Ireland coach John O’Sullivan, who will name his squad next week, hopes that the move to Friday nights will be beneficial. He said: “For a lot of reasons moving the Women’s games to Friday nights will be a positive thing. The girls will have to take more time off work for sure, which is hard, but it gets us into a routine.
“It also means they get to go to see the Men’s games and we have a better shot at getting a good crowd. St. Mary’s is a good venue for games under lights.”
The squad will also undertake a one week warm-weather training camp in Spain in December this year as part of their build up to the competition. This is the first time that the Women’s squad have taken part in this type of training camp.
The best players in the country face an anxious weekend as they wait on the announcement of the 35-strong Irish training squad, which will be announced on Monday.
The announcement of the squad has been delayed by a week as coach O’Sullivan is keen for players to get in another round of All-Ireland League games which will be held this Sunday. He will be in Dublin to watch the much anticipated Blackrock v Highfield game, where a number of current and potential Irish players will be on show.
Following the recent Interprovincial campaign , which saw Munster defend their crown, we should also see a number of new faces in the Irish squad. The competitiveness of the final games of this year’s competition, which both came down to just one score, highlighted the difficulties there will be in deciding between players for certain positions.
In the back row and at centre there are a number of options for the head coach but there are places up for grabs elsewhere. The Cobh-based O’Sullivan was satisfied with the standards that were on show over the course of the provincial series as he attended every game and a number of training sessions.
“I was happy with the progression of the players. There were notable improvements in some well-known players and there were also a lot of newer players putting their hands up,” he admitted.
I’m going to see a game in Dublin this weekend because there are a number of tight decisions to be made that I haven’t made my mind up on yet. We’ll take 35 players on board for two sessions in November and whittle that down to 26 before we go to Spain.”
It will be O’Sullivan’s second Six Nations tournament with Ireland but this year’s build-up has no comparison with that of twelve months ago.

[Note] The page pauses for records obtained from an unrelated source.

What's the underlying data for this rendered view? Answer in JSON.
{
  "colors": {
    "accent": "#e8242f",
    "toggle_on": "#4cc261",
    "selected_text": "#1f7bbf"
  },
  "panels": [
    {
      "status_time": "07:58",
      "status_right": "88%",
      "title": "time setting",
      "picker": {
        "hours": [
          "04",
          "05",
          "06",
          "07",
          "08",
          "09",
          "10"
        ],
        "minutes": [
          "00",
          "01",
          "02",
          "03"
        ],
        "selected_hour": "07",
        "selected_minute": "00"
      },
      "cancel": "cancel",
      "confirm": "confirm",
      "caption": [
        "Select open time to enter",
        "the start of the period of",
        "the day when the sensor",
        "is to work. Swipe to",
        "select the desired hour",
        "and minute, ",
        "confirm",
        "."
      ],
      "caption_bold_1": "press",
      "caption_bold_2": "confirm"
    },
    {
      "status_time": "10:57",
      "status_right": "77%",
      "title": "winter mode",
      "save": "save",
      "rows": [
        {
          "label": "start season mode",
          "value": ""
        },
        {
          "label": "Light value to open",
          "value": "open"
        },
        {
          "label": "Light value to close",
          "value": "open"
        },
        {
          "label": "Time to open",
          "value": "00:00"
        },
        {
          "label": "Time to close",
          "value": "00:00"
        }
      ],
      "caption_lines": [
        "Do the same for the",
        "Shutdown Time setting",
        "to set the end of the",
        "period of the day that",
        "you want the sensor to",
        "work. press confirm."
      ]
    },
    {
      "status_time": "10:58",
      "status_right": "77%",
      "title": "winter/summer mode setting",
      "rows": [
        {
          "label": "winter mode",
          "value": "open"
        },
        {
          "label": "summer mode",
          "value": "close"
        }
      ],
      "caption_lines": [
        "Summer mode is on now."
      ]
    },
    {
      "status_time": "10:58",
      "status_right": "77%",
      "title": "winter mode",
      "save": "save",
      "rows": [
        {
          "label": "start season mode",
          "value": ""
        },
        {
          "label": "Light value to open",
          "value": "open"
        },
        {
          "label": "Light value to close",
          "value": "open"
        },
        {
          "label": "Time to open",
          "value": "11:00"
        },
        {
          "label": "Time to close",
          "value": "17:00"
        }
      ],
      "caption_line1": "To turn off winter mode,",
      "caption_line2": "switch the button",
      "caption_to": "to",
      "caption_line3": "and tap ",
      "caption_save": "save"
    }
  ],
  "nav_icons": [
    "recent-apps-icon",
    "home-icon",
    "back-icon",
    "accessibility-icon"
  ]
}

“I was appointed Irish coach last year in November with just one Interpro game to play so I didn’t get much preparation time. We didn’t have the November sessions which we do now so that will make a huge difference I feel.
“A week in Spain with the squad, where we hope to play two games, will be another boost and we have three home games this year against Italy, Wales and Scotland which will benefit us, as opposed to a lot of travelling,” O’Sullivan added.
In terms of preparation, O’Sullivan is also pleased with how events are being organised. “Things have also changed for us in an organisation capacity with the IRFU coming on board and taking over planning issues such as hotel bookings and flight details and that really makes a massive difference to our preparation.”